It’s fascinating to spy on uncommon, transient animals. “Super Tuskers are extremely elusive,” explains Joanne Scofield, producer/director of Episode 3, set in Kenya’s Tsavo National Park. However, finding one in such a large African elephant area is not easy. With the help of the Tsavo Trust and the Kenyan Wildlife Service, we were able to track down and film one of the park’s oldest bulls.
We spent the entire day with him as he strutted between waterholes, surveying the herds. He even dozed off for an hour while leaning on his massive tusks! It was an honour to follow him on his journey.

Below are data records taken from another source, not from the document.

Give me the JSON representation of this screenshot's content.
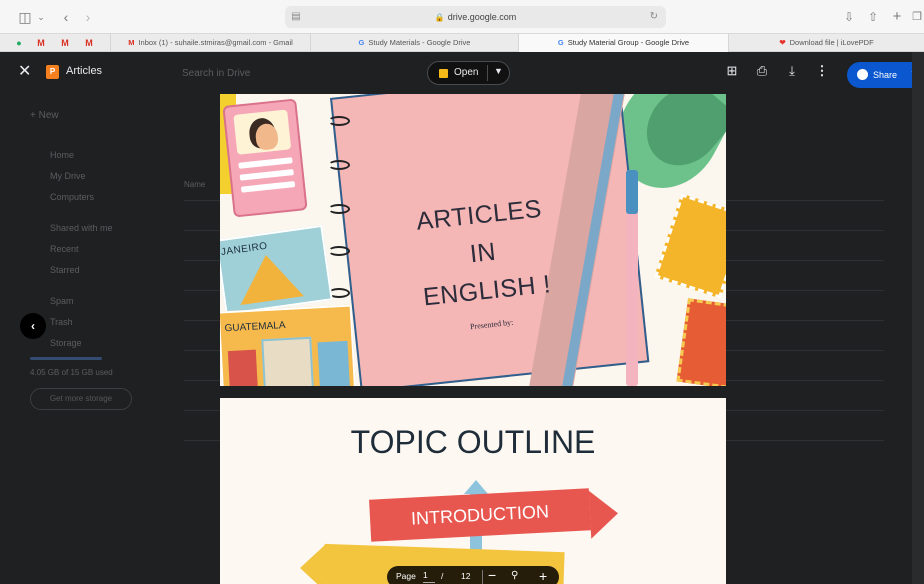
{
  "browser": {
    "address": "drive.google.com",
    "tabs": [
      {
        "label": "Inbox (1) - suhaile.stmiras@gmail.com - Gmail"
      },
      {
        "label": "Study Materials - Google Drive"
      },
      {
        "label": "Study Material Group - Google Drive"
      },
      {
        "label": "Download file | iLovePDF"
      }
    ]
  },
  "drive_background": {
    "search_placeholder": "Search in Drive",
    "new_label": "New",
    "nav": [
      "Home",
      "My Drive",
      "Computers",
      "Shared with me",
      "Recent",
      "Starred",
      "Spam",
      "Trash",
      "Storage"
    ],
    "storage_text": "4.05 GB of 15 GB used",
    "storage_button": "Get more storage",
    "name_header": "Name"
  },
  "viewer": {
    "file_title": "Articles",
    "open_label": "Open",
    "share_label": "Share"
  },
  "slide1": {
    "title_lines": [
      "ARTICLES",
      "IN",
      "ENGLISH !"
    ],
    "subtitle": "Presented by:",
    "card1": "JANEIRO",
    "card2": "GUATEMALA"
  },
  "slide2": {
    "title": "TOPIC OUTLINE",
    "sign1": "INTRODUCTION"
  },
  "page_nav": {
    "label": "Page",
    "current": "1",
    "slash": "/",
    "total": "12"
  }
}
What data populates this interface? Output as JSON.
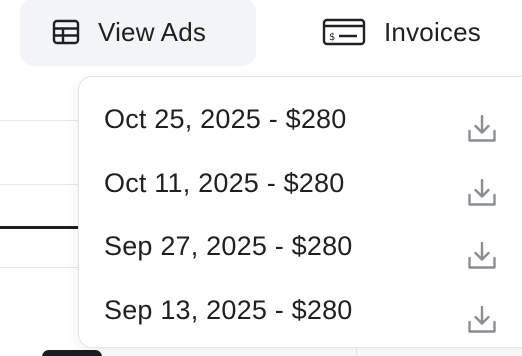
{
  "toolbar": {
    "view_ads": {
      "label": "View Ads",
      "icon": "table-grid-icon"
    },
    "invoices": {
      "label": "Invoices",
      "icon": "invoice-card-icon"
    }
  },
  "invoices_menu": {
    "items": [
      {
        "label": "Oct 25, 2025 - $280",
        "icon": "download-icon"
      },
      {
        "label": "Oct 11, 2025 - $280",
        "icon": "download-icon"
      },
      {
        "label": "Sep 27, 2025 - $280",
        "icon": "download-icon"
      },
      {
        "label": "Sep 13, 2025 - $280",
        "icon": "download-icon"
      }
    ]
  },
  "colors": {
    "text": "#1f2023",
    "muted_icon": "#8a8d93",
    "button_bg": "#f3f4f6",
    "border": "#e3e4e8"
  }
}
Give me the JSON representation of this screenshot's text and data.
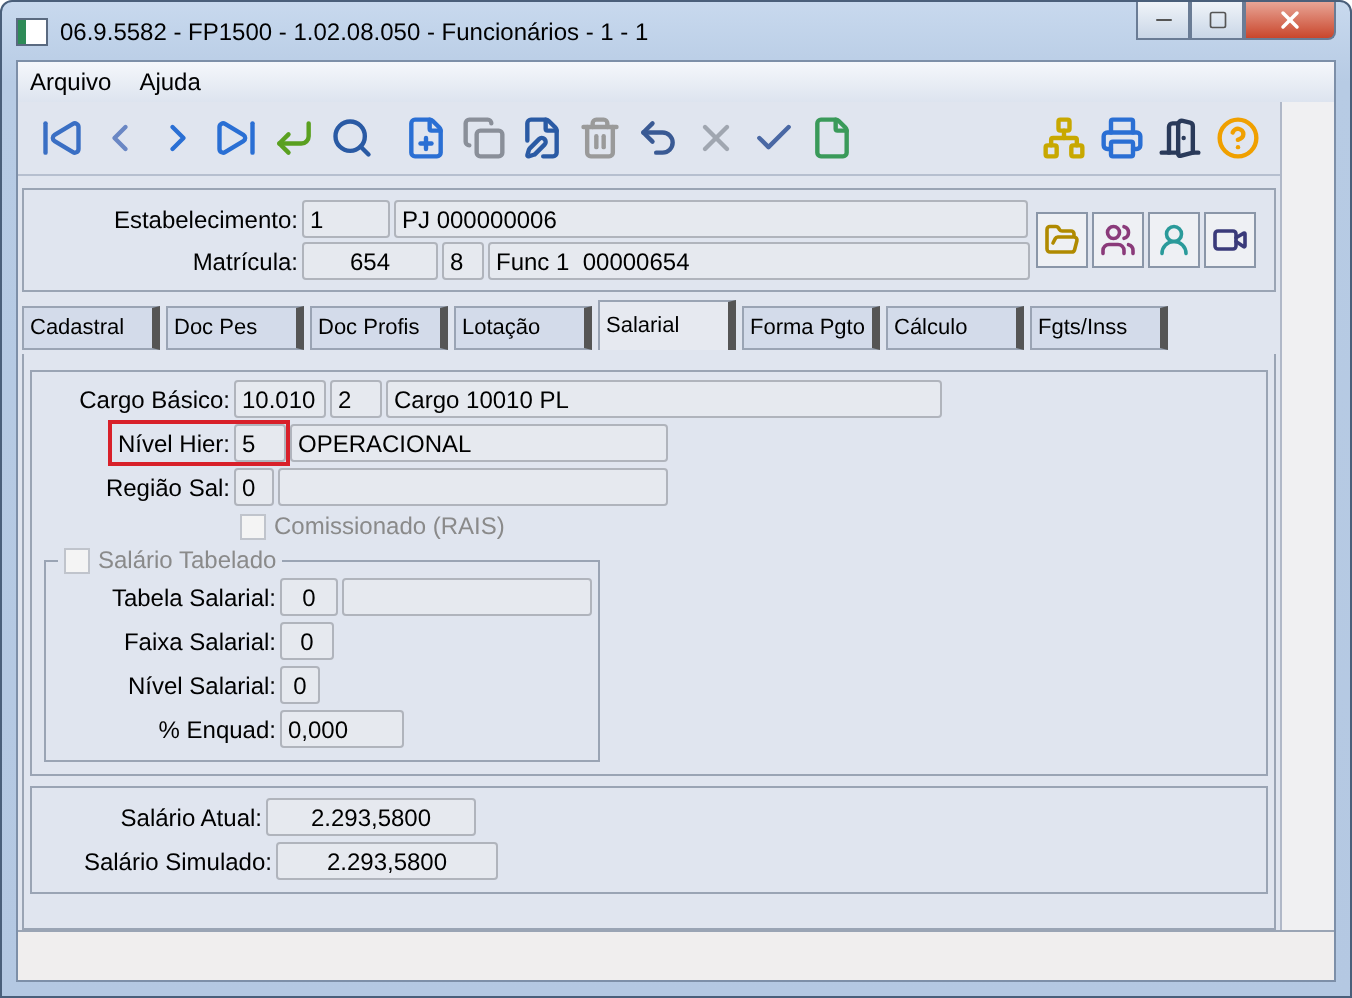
{
  "window": {
    "title": "06.9.5582 - FP1500 - 1.02.08.050 - Funcionários - 1 - 1"
  },
  "menu": [
    {
      "label": "Arquivo"
    },
    {
      "label": "Ajuda"
    }
  ],
  "header": {
    "rows": [
      {
        "label": "Estabelecimento:",
        "values": [
          "1",
          "PJ 000000006"
        ]
      },
      {
        "label": "Matrícula:",
        "values": [
          "654",
          "8",
          "Func 1  00000654"
        ]
      }
    ]
  },
  "tabs": [
    {
      "label": "Cadastral",
      "selected": false
    },
    {
      "label": "Doc Pes",
      "selected": false
    },
    {
      "label": "Doc Profis",
      "selected": false
    },
    {
      "label": "Lotação",
      "selected": false
    },
    {
      "label": "Salarial",
      "selected": true
    },
    {
      "label": "Forma Pgto",
      "selected": false
    },
    {
      "label": "Cálculo",
      "selected": false
    },
    {
      "label": "Fgts/Inss",
      "selected": false
    }
  ],
  "salarial": {
    "fields": [
      {
        "label": "Cargo Básico:",
        "values": [
          "10.010",
          "2",
          "Cargo 10010 PL"
        ],
        "highlighted": false
      },
      {
        "label": "Nível Hier:",
        "values": [
          "5",
          "OPERACIONAL"
        ],
        "highlighted": true
      },
      {
        "label": "Região Sal:",
        "values": [
          "0"
        ],
        "highlighted": false
      }
    ],
    "comissionado": {
      "label": "Comissionado (RAIS)",
      "checked": false,
      "disabled": true
    },
    "salario_tabelado": {
      "label": "Salário Tabelado",
      "checked": false,
      "disabled": true,
      "fields": [
        {
          "label": "Tabela Salarial:",
          "values": [
            "0"
          ]
        },
        {
          "label": "Faixa Salarial:",
          "values": [
            "0"
          ]
        },
        {
          "label": "Nível Salarial:",
          "values": [
            "0"
          ]
        },
        {
          "label": "% Enquad:",
          "values": [
            "0,000"
          ]
        }
      ]
    }
  },
  "totals": [
    {
      "label": "Salário Atual:",
      "value": "2.293,5800"
    },
    {
      "label": "Salário Simulado:",
      "value": "2.293,5800"
    }
  ]
}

“I was a stranger the first time I visited Kenya, approximately 30 years ago,” Obama recalls. “This was my father’s land, who had died and whom I had barely known.” But I’d already met my family, and I went to the village from which they came. Everywhere I went, I felt welcomed. And while my sister and I were on safari, I felt something else: awe. The African bush…went on forever, with wide-open skies and creatures that seemed to go on forever. What a joy it is to view the globe for the first time, to see where we all come from.”
Witness a birth in Chilean Patagonia. “We arrived with Sergio Urrejola, a tourism guide for the park lodge who had been assisting us,” explains Emma Brennand, producer/director of Episode 2. “We crouched in the grass and followed the line of his finger as he directed our gaze: in the back was a female guanaco with a barrel-like belly.” She was quite pregnant and slowing down. I could completely relate. [She] turned slightly to display the legs of a newborn guanaco ‘chulengo’ about to be born as she gently looked up from nibbling some grass as if nothing was about to happen.
Ryan Atkinson, our camera operator, and I sneaked to the edge of the herd to film her. After a few minutes of standing up and sitting down, the mother eventually discovered a soft hummock, and the baby guanaco was born in seconds. Almost soon, the mother was inspecting the child and attempting to persuade it to stand. Guanaco babies may walk within minutes of being birth. Soon after, the herd returned to greet the newcomer. It was a magnificent moment to witness fresh life introduced to the Patagonia steppe. All the more heartbreaking because I intend to return with my baby (nicknamed Chulengo by the crew!) one day to show her around.
Throughout Our Great National Parks, the gloriously unexpected abounds. A leatherback turtle was weighing one tonne. A single massive flower with petals taller than an adult human. A massive Japanese cedar tree that is almost a thousand years old.
Using cutting-edge equipment, creative, innovative photographers discovered uncommon animal habits previously unknown to scientists, such as the “speed-dating” of blue whales (seen in Episode 4, produced/directed by Sarah Conner) and an enthralling underwater gathering of hippos. It was also the first to film Sumatran tigers in Indonesia (as seen in Episode 5, produced/directed by Patrick Evans): Simply positioning the cameras necessitated a 10-day hike up mountains through leech-infested woods.
It’s a gift to see exciting happenings in these awesomely complex, foreign locations from the comfort of your own home.
“Not only do [national parks] support the greatest diversity of life on Earth, but they also control our climate, clean our air, and cleanse our water,” Obama continues. “When humanity first began to safeguard these natural spaces, we had no idea how significant they would become.” They are now among the last bastions of wildness and wildlife, and some are so far away that we are only now beginning to discover their mysteries.”
Our Great National Parks is a Netflix documentary series produced by Wild Space Productions in collaboration with Higher Ground Productions (established by Barack and Michelle Obama) and Freeborne Media.